INDIANAPOLIS (AP) — Eli Lilly and Co.'s experimental injectable diabetes treatment dulaglutide fared on par in a late-stage study with another drug that's already on the market.
The Indianapolis drugmaker said Tuesday that a once-weekly, 1.5-milligram dose of dulaglutide was not inferior to a daily, 1.8 milligram dose of Novo Nordisk's Victoza in a study of nearly 600 patients who were already taking metformin, an older diabetes treatment. A non-inferior finding essentially means that the drug did not show superiority or inferiority to the other treatment. That determination was the main goal of the study.
The study measured blood sugar reductions for patients with type 2 diabetes. Lilly plans to present more details on that study and other trials involving dulaglutide later this year at scientific meetings.
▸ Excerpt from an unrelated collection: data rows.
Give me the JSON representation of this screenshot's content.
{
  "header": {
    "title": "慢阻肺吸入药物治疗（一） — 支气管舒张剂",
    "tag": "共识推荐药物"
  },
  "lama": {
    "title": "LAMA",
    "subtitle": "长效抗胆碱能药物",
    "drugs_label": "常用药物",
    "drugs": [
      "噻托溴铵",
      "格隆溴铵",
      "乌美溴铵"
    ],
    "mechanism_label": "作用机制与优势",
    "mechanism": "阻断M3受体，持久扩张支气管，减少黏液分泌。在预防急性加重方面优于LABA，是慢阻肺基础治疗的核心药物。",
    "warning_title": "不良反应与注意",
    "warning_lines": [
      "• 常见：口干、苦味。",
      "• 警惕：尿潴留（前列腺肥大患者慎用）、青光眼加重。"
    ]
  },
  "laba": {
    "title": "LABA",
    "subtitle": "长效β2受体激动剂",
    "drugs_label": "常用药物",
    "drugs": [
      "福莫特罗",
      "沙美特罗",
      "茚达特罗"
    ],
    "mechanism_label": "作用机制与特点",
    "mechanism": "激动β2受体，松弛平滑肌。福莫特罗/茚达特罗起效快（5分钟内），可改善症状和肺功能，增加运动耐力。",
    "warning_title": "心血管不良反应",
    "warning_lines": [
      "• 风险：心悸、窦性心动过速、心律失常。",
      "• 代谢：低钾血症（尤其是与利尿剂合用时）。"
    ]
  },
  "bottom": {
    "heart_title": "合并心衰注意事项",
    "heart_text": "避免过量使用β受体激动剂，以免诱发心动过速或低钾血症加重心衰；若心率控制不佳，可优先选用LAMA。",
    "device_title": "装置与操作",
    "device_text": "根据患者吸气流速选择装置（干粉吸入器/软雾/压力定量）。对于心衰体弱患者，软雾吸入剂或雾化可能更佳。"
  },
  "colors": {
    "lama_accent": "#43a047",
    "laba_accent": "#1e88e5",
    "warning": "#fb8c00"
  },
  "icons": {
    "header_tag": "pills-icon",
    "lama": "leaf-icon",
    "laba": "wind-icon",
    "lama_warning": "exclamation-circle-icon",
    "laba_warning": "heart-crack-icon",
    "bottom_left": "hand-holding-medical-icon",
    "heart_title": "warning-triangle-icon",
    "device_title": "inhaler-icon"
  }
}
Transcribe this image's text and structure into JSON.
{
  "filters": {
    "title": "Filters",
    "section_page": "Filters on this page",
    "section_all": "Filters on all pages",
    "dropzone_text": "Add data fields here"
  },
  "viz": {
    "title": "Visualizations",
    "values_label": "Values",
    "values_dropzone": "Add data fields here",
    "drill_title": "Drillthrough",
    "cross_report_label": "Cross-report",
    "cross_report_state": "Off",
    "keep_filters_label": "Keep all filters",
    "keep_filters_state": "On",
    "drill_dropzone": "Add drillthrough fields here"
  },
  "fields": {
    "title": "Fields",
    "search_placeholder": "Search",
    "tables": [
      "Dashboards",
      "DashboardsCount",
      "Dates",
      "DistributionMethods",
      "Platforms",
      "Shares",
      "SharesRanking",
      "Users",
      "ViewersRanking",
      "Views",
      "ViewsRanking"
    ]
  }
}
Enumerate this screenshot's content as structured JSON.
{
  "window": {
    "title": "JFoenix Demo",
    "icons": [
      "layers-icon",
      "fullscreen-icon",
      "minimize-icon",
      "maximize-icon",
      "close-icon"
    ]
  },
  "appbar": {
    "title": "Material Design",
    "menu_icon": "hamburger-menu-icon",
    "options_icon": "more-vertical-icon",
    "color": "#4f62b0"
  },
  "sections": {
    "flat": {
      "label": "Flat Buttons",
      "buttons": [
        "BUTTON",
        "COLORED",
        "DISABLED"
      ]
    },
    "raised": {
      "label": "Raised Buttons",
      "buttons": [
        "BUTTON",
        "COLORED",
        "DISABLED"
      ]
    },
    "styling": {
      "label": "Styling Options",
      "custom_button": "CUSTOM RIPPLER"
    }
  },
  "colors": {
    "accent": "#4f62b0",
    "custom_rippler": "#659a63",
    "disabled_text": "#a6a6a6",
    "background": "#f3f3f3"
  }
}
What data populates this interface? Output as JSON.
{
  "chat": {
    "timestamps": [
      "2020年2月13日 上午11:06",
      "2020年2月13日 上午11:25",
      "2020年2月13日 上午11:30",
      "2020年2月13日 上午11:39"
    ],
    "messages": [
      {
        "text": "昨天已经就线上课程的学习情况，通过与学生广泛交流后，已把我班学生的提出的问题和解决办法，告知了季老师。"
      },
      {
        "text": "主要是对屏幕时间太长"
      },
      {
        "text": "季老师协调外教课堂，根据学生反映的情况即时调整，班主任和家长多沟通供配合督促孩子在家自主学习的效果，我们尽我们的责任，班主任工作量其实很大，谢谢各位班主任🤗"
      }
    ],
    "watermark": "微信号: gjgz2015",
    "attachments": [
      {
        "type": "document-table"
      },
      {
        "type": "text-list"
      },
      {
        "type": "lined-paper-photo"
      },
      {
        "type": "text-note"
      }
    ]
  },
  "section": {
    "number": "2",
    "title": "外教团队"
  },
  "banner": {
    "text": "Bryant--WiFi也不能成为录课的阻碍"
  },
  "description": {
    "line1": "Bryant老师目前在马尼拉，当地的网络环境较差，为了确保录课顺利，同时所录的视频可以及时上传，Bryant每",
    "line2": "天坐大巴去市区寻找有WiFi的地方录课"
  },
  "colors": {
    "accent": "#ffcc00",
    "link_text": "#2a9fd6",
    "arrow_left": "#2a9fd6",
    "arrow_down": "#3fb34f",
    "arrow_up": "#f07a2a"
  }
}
The drugmaker has conducted six late-stage studies on dulaglutide and submitted it for marketing approval to regulators in both the United States and Europe. Lilly is counting on potential new drugs like this to help counter revenue hits it is taking due to the loss of patents protecting key products like the antidepressant Cymbalta from cheaper generic competition.
Type 2 is the most common form of diabetes, a chronic disease that occurs when the body doesn't properly produce or use the hormone insulin. Diabetes treatments represent a large slice of Lilly's product portfolio, which includes the insulins Humalog and Humulin.
Lilly shares climbed 30 cents to $58.33 in Tuesday morning trading, while the Standard & Poor's 500 index fell slightly.
The stock hit $58.90 on Monday, its highest price in in more than six years, according to FactSet.